= Work order =
Only an exact, line-for-line copy of the data will serve as the answer.

__________________________________________________

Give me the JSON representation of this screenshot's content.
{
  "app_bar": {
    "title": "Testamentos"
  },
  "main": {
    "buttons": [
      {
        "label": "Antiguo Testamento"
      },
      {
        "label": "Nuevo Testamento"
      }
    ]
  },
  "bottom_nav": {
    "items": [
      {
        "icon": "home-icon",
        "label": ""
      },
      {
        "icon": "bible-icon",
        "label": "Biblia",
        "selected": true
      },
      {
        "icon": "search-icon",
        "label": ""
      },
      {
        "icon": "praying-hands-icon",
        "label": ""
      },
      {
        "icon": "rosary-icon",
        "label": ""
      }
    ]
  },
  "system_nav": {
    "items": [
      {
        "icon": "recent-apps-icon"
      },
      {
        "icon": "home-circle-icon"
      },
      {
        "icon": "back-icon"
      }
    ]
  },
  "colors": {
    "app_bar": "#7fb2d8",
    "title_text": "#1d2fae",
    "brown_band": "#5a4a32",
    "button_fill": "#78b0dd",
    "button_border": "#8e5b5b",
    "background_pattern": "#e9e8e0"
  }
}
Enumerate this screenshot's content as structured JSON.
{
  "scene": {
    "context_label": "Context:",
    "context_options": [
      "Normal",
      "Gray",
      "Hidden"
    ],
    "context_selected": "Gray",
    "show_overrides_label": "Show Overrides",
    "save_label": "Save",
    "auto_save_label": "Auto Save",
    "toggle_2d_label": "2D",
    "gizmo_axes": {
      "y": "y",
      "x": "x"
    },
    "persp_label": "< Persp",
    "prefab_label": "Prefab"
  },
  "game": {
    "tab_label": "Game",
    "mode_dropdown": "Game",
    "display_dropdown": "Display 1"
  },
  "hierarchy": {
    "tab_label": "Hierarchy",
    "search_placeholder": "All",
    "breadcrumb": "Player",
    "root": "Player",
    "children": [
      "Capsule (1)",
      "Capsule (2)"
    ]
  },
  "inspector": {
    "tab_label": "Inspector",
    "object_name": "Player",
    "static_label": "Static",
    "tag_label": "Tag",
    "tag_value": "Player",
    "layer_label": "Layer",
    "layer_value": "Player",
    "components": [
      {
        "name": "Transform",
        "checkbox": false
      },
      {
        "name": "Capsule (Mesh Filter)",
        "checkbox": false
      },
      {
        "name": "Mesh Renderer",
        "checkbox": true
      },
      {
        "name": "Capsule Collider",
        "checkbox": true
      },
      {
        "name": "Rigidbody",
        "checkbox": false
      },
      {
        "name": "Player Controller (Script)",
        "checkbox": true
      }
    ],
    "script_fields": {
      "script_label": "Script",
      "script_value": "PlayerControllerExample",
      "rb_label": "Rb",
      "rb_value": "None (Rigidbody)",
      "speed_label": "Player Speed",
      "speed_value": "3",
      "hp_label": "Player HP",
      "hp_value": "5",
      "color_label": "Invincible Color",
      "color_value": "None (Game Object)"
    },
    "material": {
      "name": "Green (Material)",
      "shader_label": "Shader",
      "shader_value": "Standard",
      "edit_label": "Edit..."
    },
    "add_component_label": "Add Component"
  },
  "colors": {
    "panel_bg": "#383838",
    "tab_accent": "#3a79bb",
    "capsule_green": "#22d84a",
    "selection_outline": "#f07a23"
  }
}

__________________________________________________

= Response for this exercise =
Give me the JSON representation of this screenshot's content.
{
  "app_bar": {
    "title": "Testamentos"
  },
  "main": {
    "buttons": [
      {
        "label": "Antiguo Testamento"
      },
      {
        "label": "Nuevo Testamento"
      }
    ]
  },
  "bottom_nav": {
    "items": [
      {
        "icon": "home-icon",
        "label": ""
      },
      {
        "icon": "bible-icon",
        "label": "Biblia",
        "selected": true
      },
      {
        "icon": "search-icon",
        "label": ""
      },
      {
        "icon": "praying-hands-icon",
        "label": ""
      },
      {
        "icon": "rosary-icon",
        "label": ""
      }
    ]
  },
  "system_nav": {
    "items": [
      {
        "icon": "recent-apps-icon"
      },
      {
        "icon": "home-circle-icon"
      },
      {
        "icon": "back-icon"
      }
    ]
  },
  "colors": {
    "app_bar": "#7fb2d8",
    "title_text": "#1d2fae",
    "brown_band": "#5a4a32",
    "button_fill": "#78b0dd",
    "button_border": "#8e5b5b",
    "background_pattern": "#e9e8e0"
  }
}
Enumerate this screenshot's content as structured JSON.
{
  "scene": {
    "context_label": "Context:",
    "context_options": [
      "Normal",
      "Gray",
      "Hidden"
    ],
    "context_selected": "Gray",
    "show_overrides_label": "Show Overrides",
    "save_label": "Save",
    "auto_save_label": "Auto Save",
    "toggle_2d_label": "2D",
    "gizmo_axes": {
      "y": "y",
      "x": "x"
    },
    "persp_label": "< Persp",
    "prefab_label": "Prefab"
  },
  "game": {
    "tab_label": "Game",
    "mode_dropdown": "Game",
    "display_dropdown": "Display 1"
  },
  "hierarchy": {
    "tab_label": "Hierarchy",
    "search_placeholder": "All",
    "breadcrumb": "Player",
    "root": "Player",
    "children": [
      "Capsule (1)",
      "Capsule (2)"
    ]
  },
  "inspector": {
    "tab_label": "Inspector",
    "object_name": "Player",
    "static_label": "Static",
    "tag_label": "Tag",
    "tag_value": "Player",
    "layer_label": "Layer",
    "layer_value": "Player",
    "components": [
      {
        "name": "Transform",
        "checkbox": false
      },
      {
        "name": "Capsule (Mesh Filter)",
        "checkbox": false
      },
      {
        "name": "Mesh Renderer",
        "checkbox": true
      },
      {
        "name": "Capsule Collider",
        "checkbox": true
      },
      {
        "name": "Rigidbody",
        "checkbox": false
      },
      {
        "name": "Player Controller (Script)",
        "checkbox": true
      }
    ],
    "script_fields": {
      "script_label": "Script",
      "script_value": "PlayerControllerExample",
      "rb_label": "Rb",
      "rb_value": "None (Rigidbody)",
      "speed_label": "Player Speed",
      "speed_value": "3",
      "hp_label": "Player HP",
      "hp_value": "5",
      "color_label": "Invincible Color",
      "color_value": "None (Game Object)"
    },
    "material": {
      "name": "Green (Material)",
      "shader_label": "Shader",
      "shader_value": "Standard",
      "edit_label": "Edit..."
    },
    "add_component_label": "Add Component"
  },
  "colors": {
    "panel_bg": "#383838",
    "tab_accent": "#3a79bb",
    "capsule_green": "#22d84a",
    "selection_outline": "#f07a23"
  }
}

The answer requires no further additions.